We loaded into the pickup, the three men in the cab with their rifles. Chris, Brad, and I climbed into the bed of the truck and huddled against the cab, out of the biting wind. We were road hunting – driving along dirt roads through the hills, scanning the sagebrush and scattered woods. It was a grey, cloudy, bitterly cold day, with a forecast of snow. Chris, who was 17, mature and worldly to Brad and me, began cursing the cold and the fathers in a low monotone. I was shocked by his language, but as I grew colder I mentally began to cheer him on. It felt like we had been in the back of the truck forever, I was freezing, didn’t they know how cold it was, didn’t they care?
From the front of the pickup, there was laughter as the fathers scouted the hills, with the heater on high, safe, and warm. I looked through the rear window and saw them passing a bottle. I turned back around and curled up in a ball, my stomach churned.
The stopped for a few minutes, got out, let us get in the cab to warm up. Then things happened so fast they blurred. Morris, who had the sharpest eyes, spotted two bucks up on a ridge, raised his rifle and fired.
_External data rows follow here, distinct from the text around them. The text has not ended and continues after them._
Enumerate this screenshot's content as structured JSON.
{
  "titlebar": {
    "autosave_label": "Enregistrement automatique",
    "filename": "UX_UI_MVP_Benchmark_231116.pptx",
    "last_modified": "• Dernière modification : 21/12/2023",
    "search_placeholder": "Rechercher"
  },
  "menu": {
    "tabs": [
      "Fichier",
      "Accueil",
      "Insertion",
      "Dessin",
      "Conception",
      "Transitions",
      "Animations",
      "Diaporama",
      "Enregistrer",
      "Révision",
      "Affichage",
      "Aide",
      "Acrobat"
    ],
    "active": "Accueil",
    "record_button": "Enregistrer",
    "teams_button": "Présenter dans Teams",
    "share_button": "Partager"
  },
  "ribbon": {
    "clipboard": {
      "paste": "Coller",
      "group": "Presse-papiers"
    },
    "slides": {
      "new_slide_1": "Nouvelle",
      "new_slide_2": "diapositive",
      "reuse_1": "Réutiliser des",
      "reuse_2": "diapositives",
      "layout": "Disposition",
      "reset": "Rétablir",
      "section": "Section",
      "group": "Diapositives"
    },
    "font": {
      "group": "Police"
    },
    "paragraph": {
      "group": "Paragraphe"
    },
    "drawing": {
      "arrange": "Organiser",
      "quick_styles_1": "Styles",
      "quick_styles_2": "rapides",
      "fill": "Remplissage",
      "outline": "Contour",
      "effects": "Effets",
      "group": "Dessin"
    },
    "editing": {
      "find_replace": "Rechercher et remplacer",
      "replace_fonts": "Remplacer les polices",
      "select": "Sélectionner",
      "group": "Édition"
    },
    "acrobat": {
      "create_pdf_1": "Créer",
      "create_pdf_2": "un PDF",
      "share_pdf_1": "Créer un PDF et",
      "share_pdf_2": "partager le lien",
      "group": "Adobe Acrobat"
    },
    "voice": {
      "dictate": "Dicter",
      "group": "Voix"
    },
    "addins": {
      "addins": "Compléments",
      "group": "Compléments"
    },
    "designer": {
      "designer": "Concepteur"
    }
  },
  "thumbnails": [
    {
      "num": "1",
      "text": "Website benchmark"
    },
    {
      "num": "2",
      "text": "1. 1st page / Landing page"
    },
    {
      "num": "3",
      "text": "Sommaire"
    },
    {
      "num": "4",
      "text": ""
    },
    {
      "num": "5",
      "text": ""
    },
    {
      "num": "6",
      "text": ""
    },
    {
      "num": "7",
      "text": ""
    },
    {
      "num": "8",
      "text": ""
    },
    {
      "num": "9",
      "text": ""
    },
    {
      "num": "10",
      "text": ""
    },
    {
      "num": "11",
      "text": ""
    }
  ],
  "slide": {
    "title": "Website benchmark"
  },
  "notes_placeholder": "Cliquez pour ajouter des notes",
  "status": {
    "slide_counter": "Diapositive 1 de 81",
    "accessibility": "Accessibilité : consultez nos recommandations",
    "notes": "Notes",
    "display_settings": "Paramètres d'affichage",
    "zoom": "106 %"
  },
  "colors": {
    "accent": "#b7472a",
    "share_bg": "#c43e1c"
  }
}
A hit, one buck staggered and limped into a draw. Don yelled that we couldn’t let the buck get across that fence down the road – it was Indian reservation, illegal to hunt there, and we had to head him off.
Dad started running down the road with Morris right behind him, guns held in front of them, chest high. Brad and I got out of the truck and stood uncertainly. I was terrified – be careful with the guns! Suddenly I had a vivid mental image of Morris tripping, falling, shooting my Dad in the back. It was a crystal clear picture; it felt real.
I stood frozen, shivering, nauseous. This was too much. I wanted to go home. Please, just let me go home.
The buck rose from the brush. Morris fired, the buck fell and everyone was yelling and talking excitedly.
I felt a sinking sensation as I began to realize that we’d have to do this whole thing over again next fall. It was a ritual.
But that was then, hunting each fall. These days I don’t go hunting at all.
I’ve seen enough killing.